The New Testament is no different. Jesus and his apostles perform all kinds of miracles as evidence of Jesus’s power. When the Pharisees accused Jesus of casting out demons by the power of Satan, he pointed out how nonsensical that would be, showing that such miracles were intended as a display of God’s approval (Matt 12:24-28). And the Gospel of John also argues that these miracles were intended as evidence:
Now Jesus did many other signs in the presence of the disciples, which are not written in this book; but these are written so that you may believe that Jesus is the Christ, the Son of God, and that by believing you may have life in his name.
— John 20:30-31
Not only did Jesus and his disciples use miracles to make their case, they also appealed to Scripture. Throughout the New Testament, you find references to the Old: “as it is written,” “as spoken by the prophet,” etc. That in itself doesn’t necessarily make the case for inerrancy, but it at least shows that they expected the scriptures to be accurate.
If God cared so much during the time periods talked about in the Bible, why wouldn’t he care just as much today? How can Jesus say that “not one jot or tittle of the law will pass away” if God’s not really all that concerned about how accurate the “jots” and “tittles” are? And yes, like unkleE said in his comment, I do think the fact that the stakes are tremendously high on this question makes it that much more necessary to have good evidence. While the Bible gives us countless examples of those who received direct communication from God or one of his representatives, we find ourselves living in a time when we’re surrounded by competing claims about which god is true, and which doctrines are the right ones. I used to believe that the one tool we had to cut through all that noise was the Bible. It was the one source we could go to to find what God wanted from us. And we could trust that it was his word because of the amazing prophecy fulfillments that it contained and that despite its length and antiquity, it was completely without error.

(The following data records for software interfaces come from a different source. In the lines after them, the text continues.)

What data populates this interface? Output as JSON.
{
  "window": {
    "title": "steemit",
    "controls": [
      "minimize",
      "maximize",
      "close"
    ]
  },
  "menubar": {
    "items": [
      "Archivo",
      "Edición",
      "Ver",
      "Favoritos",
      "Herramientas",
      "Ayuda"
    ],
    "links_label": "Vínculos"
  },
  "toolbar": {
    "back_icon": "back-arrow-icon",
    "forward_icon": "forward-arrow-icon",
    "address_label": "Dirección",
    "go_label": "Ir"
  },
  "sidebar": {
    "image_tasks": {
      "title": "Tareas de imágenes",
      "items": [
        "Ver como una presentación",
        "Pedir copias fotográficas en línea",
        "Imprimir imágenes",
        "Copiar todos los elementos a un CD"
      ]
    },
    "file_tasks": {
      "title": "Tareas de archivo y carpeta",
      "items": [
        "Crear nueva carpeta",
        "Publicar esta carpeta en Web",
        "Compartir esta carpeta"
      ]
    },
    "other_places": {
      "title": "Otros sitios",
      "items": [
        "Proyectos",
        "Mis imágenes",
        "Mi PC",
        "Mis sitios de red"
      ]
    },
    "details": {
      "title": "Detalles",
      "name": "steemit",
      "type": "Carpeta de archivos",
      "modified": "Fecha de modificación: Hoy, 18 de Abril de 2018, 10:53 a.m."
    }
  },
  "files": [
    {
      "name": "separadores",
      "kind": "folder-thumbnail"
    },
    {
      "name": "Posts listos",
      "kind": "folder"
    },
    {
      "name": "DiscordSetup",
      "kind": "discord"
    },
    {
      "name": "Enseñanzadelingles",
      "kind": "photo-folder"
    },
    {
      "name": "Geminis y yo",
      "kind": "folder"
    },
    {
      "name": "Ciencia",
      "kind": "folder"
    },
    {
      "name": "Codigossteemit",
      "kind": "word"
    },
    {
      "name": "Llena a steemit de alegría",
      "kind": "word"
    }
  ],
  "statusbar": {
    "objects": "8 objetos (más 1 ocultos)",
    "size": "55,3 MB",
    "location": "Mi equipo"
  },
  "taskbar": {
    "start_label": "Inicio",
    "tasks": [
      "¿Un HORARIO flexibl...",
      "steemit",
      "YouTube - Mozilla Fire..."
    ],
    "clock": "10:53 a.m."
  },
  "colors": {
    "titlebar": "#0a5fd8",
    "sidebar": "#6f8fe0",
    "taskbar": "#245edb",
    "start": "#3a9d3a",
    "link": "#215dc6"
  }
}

In other words, I thought it was a final miracle to last throughout the ages. And because of its existence and availability, we no longer needed individuals who went around performing miracles and spreading the gospel.
That’s how I saw the world. Of course, since then, I’ve discovered that the Bible doesn’t live up to that high standard. I have many other posts that deal with its various problems, so I won’t try to detail them now. But I simply don’t see how the God portrayed in the Bible, a god who is all-powerful, all-knowing, all-loving, etc, would inspire individuals to write down his incredibly important message to all of mankind, yet not make sure they relay it completely accurately. It doesn’t always agree with itself, it contains historical and scientific mistakes, and sometimes it advocates things that are outright immoral. It’s understandable why a number of people would fail to be convinced by such a book; therefore, it would be impossible for an all-loving and completely just God to punish people when they’re merely trying to avoid the same fate as the man of God who trusted the old (false) prophet.